■ **INSTRUCTIONS TO FOLLOW**: Below are some entries. Copy each line in them that holds "Waterloo".

■ **PROVIDED MATERIAL**:

********

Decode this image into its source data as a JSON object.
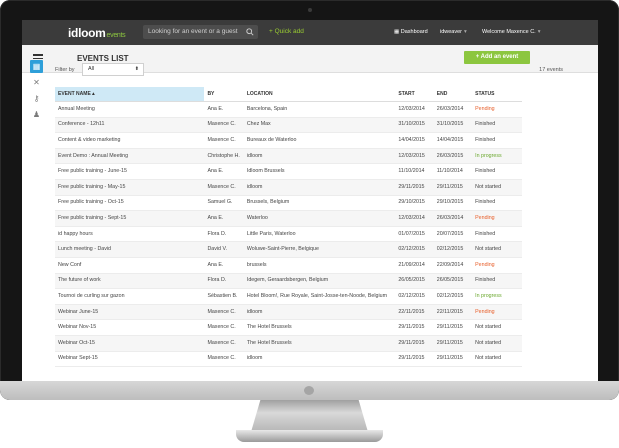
{
  "app": {
    "logo_main": "idloom",
    "logo_sub": "events",
    "search_placeholder": "Looking for an event or a guest",
    "quick_add": "Quick add",
    "dashboard": "Dashboard",
    "account": "idweaver",
    "welcome": "Welcome Maxence C."
  },
  "page": {
    "title": "EVENTS LIST",
    "add_button": "+ Add an event",
    "filter_label": "Filter by",
    "filter_value": "All",
    "count": "17 events"
  },
  "columns": [
    "EVENT NAME ▴",
    "BY",
    "LOCATION",
    "START",
    "END",
    "STATUS"
  ],
  "rows": [
    {
      "name": "Annual Meeting",
      "by": "Ana E.",
      "location": "Barcelona, Spain",
      "start": "12/03/2014",
      "end": "26/03/2014",
      "status": "Pending",
      "cls": "st-pending"
    },
    {
      "name": "Conference - 12h11",
      "by": "Maxence C.",
      "location": "Chez Max",
      "start": "31/10/2015",
      "end": "31/10/2015",
      "status": "Finished",
      "cls": "st-finished"
    },
    {
      "name": "Content & video marketing",
      "by": "Maxence C.",
      "location": "Bureaux de Waterloo",
      "start": "14/04/2015",
      "end": "14/04/2015",
      "status": "Finished",
      "cls": "st-finished"
    },
    {
      "name": "Event Demo : Annual Meeting",
      "by": "Christophe H.",
      "location": "idloom",
      "start": "12/03/2015",
      "end": "26/03/2015",
      "status": "In progress",
      "cls": "st-progress"
    },
    {
      "name": "Free public training - June-15",
      "by": "Ana E.",
      "location": "Idloom Brussels",
      "start": "11/10/2014",
      "end": "11/10/2014",
      "status": "Finished",
      "cls": "st-finished"
    },
    {
      "name": "Free public training - May-15",
      "by": "Maxence C.",
      "location": "idloom",
      "start": "29/11/2015",
      "end": "29/11/2015",
      "status": "Not started",
      "cls": "st-notstarted"
    },
    {
      "name": "Free public training - Oct-15",
      "by": "Samuel G.",
      "location": "Brussels, Belgium",
      "start": "29/10/2015",
      "end": "29/10/2015",
      "status": "Finished",
      "cls": "st-finished"
    },
    {
      "name": "Free public training - Sept-15",
      "by": "Ana E.",
      "location": "Waterloo",
      "start": "12/03/2014",
      "end": "26/03/2014",
      "status": "Pending",
      "cls": "st-pending"
    },
    {
      "name": "id happy hours",
      "by": "Flora D.",
      "location": "Little Paris, Waterloo",
      "start": "01/07/2015",
      "end": "20/07/2015",
      "status": "Finished",
      "cls": "st-finished"
    },
    {
      "name": "Lunch meeting - David",
      "by": "David V.",
      "location": "Woluwe-Saint-Pierre, Belgique",
      "start": "02/12/2015",
      "end": "02/12/2015",
      "status": "Not started",
      "cls": "st-notstarted"
    },
    {
      "name": "New Conf",
      "by": "Ana E.",
      "location": "brussels",
      "start": "21/09/2014",
      "end": "22/09/2014",
      "status": "Pending",
      "cls": "st-pending"
    },
    {
      "name": "The future of work",
      "by": "Flora D.",
      "location": "Idegem, Geraardsbergen, Belgium",
      "start": "26/05/2015",
      "end": "26/05/2015",
      "status": "Finished",
      "cls": "st-finished"
    },
    {
      "name": "Tournoi de curling sur gazon",
      "by": "Sébastien B.",
      "location": "Hotel Bloom!, Rue Royale, Saint-Josse-ten-Noode, Belgium",
      "start": "02/12/2015",
      "end": "02/12/2015",
      "status": "In progress",
      "cls": "st-progress"
    },
    {
      "name": "Webinar June-15",
      "by": "Maxence C.",
      "location": "idloom",
      "start": "22/11/2015",
      "end": "22/11/2015",
      "status": "Pending",
      "cls": "st-pending"
    },
    {
      "name": "Webinar Nov-15",
      "by": "Maxence C.",
      "location": "The Hotel Brussels",
      "start": "29/11/2015",
      "end": "29/11/2015",
      "status": "Not started",
      "cls": "st-notstarted"
    },
    {
      "name": "Webinar Oct-15",
      "by": "Maxence C.",
      "location": "The Hotel Brussels",
      "start": "29/11/2015",
      "end": "29/11/2015",
      "status": "Not started",
      "cls": "st-notstarted"
    },
    {
      "name": "Webinar Sept-15",
      "by": "Maxence C.",
      "location": "idloom",
      "start": "29/11/2015",
      "end": "29/11/2015",
      "status": "Not started",
      "cls": "st-notstarted"
    }
  ]
}
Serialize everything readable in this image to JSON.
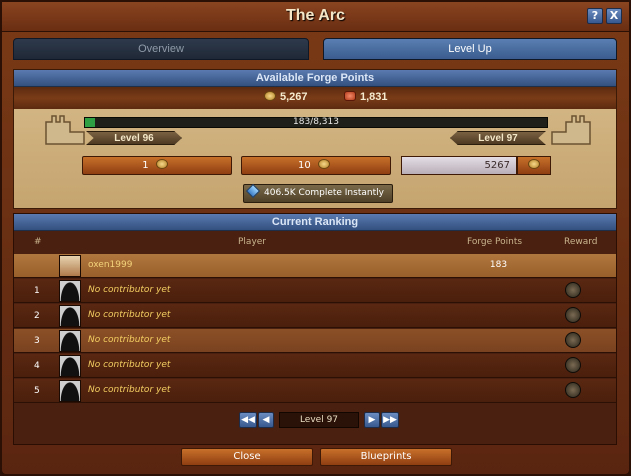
{
  "window": {
    "title": "The Arc",
    "help_label": "?",
    "close_label": "X"
  },
  "tabs": [
    {
      "label": "Overview",
      "active": false
    },
    {
      "label": "Level Up",
      "active": true
    }
  ],
  "forge": {
    "header": "Available Forge Points",
    "forge_points": "5,267",
    "other_points": "1,831",
    "progress_text": "183/8,313",
    "progress_fraction": 0.022,
    "level_current": "Level 96",
    "level_next": "Level 97",
    "btn_one": "1",
    "btn_ten": "10",
    "custom_value": "5267",
    "instant_amount": "406.5K",
    "instant_label": "Complete Instantly"
  },
  "ranking": {
    "header": "Current Ranking",
    "col_rank": "#",
    "col_player": "Player",
    "col_fp": "Forge Points",
    "col_reward": "Reward",
    "rows": [
      {
        "rank": "",
        "player": "oxen1999",
        "fp": "183"
      },
      {
        "rank": "1",
        "player": "No contributor yet",
        "fp": ""
      },
      {
        "rank": "2",
        "player": "No contributor yet",
        "fp": ""
      },
      {
        "rank": "3",
        "player": "No contributor yet",
        "fp": ""
      },
      {
        "rank": "4",
        "player": "No contributor yet",
        "fp": ""
      },
      {
        "rank": "5",
        "player": "No contributor yet",
        "fp": ""
      }
    ],
    "pager_label": "Level 97"
  },
  "footer": {
    "close": "Close",
    "blueprints": "Blueprints"
  },
  "colors": {
    "accent_blue": "#3a5c8e",
    "button_orange": "#c8702a",
    "progress_green": "#2ea043"
  }
}
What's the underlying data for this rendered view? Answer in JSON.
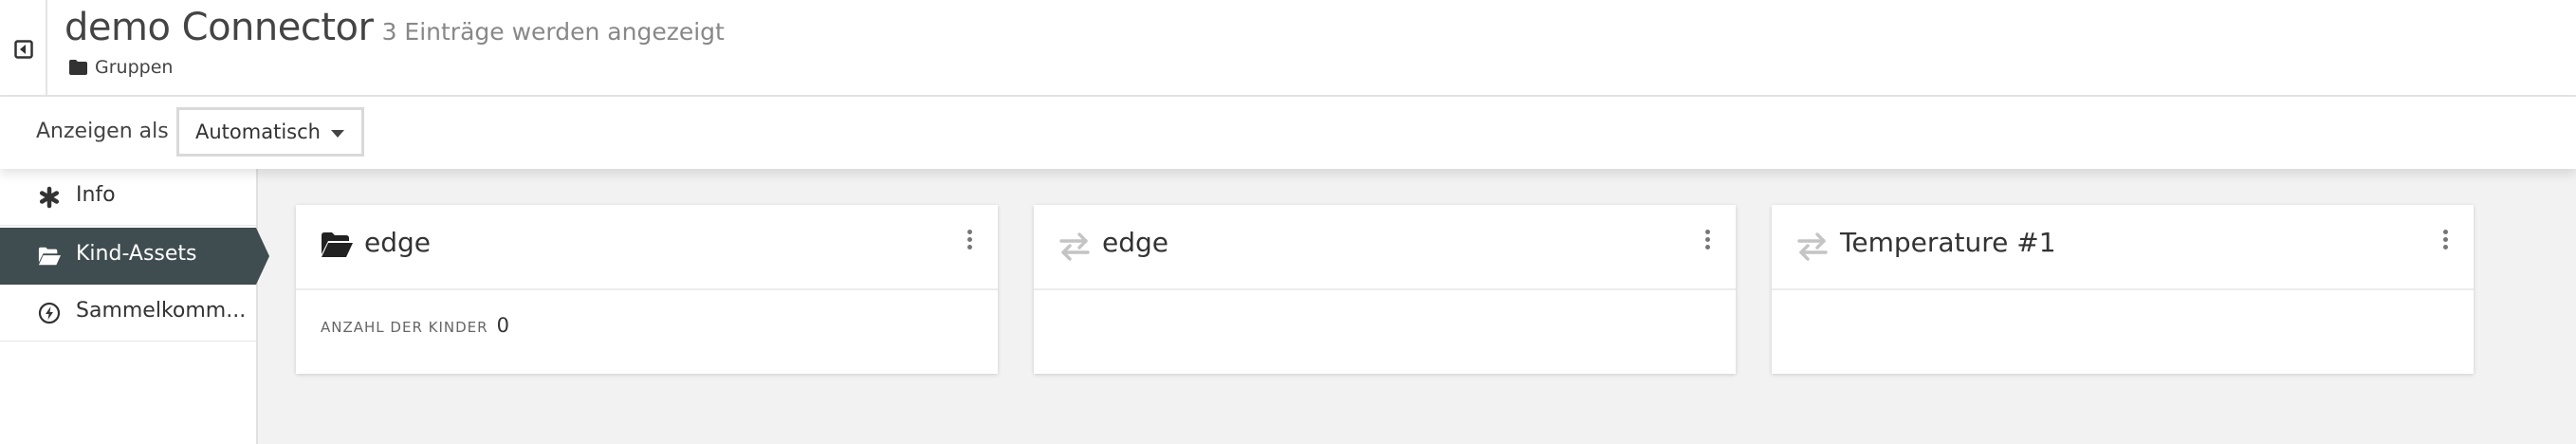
{
  "header": {
    "title": "demo Connector",
    "subtitle": "3 Einträge werden angezeigt",
    "breadcrumb": "Gruppen"
  },
  "toolbar": {
    "display_label": "Anzeigen als",
    "display_value": "Automatisch"
  },
  "sidebar": {
    "items": [
      {
        "label": "Info",
        "icon": "asterisk-icon",
        "active": false
      },
      {
        "label": "Kind-Assets",
        "icon": "folder-open-icon",
        "active": true
      },
      {
        "label": "Sammelkomm...",
        "icon": "bolt-circle-icon",
        "active": false
      }
    ]
  },
  "cards": [
    {
      "title": "edge",
      "icon": "folder-open-icon",
      "meta_label": "ANZAHL DER KINDER",
      "meta_value": "0"
    },
    {
      "title": "edge",
      "icon": "transfer-arrows-icon"
    },
    {
      "title": "Temperature #1",
      "icon": "transfer-arrows-icon"
    }
  ],
  "colors": {
    "active_sidebar_bg": "#3f4c50",
    "page_bg": "#f2f2f2"
  }
}
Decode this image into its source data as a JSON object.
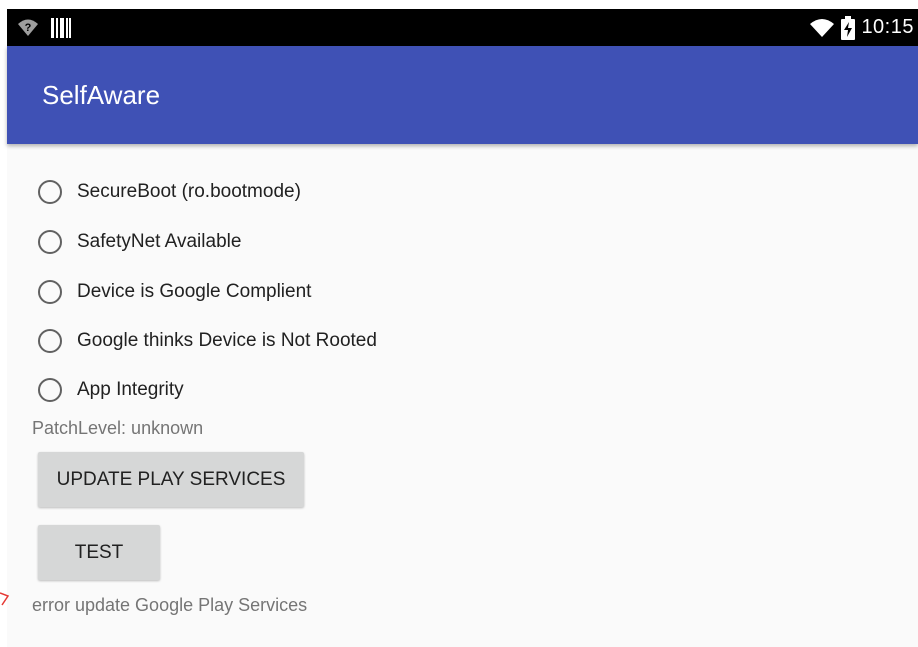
{
  "status_bar": {
    "time": "10:15",
    "icons": {
      "signal": "signal-unknown-icon",
      "notification": "barcode-notification-icon",
      "wifi": "wifi-icon",
      "battery": "battery-charging-icon"
    }
  },
  "app_bar": {
    "title": "SelfAware",
    "color": "#3f51b5"
  },
  "checks": [
    {
      "label": "SecureBoot (ro.bootmode)",
      "checked": false
    },
    {
      "label": "SafetyNet Available",
      "checked": false
    },
    {
      "label": "Device is Google Complient",
      "checked": false
    },
    {
      "label": "Google thinks Device is Not Rooted",
      "checked": false
    },
    {
      "label": "App Integrity",
      "checked": false
    }
  ],
  "patch_level": "PatchLevel: unknown",
  "buttons": {
    "update_play_services": "UPDATE PLAY SERVICES",
    "test": "TEST"
  },
  "error_message": "error update Google Play Services"
}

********

■ **TASK OUTPUT**:
      "location": "Bureaux de Waterloo",
      "location": "Waterloo",
      "location": "Little Paris, Waterloo",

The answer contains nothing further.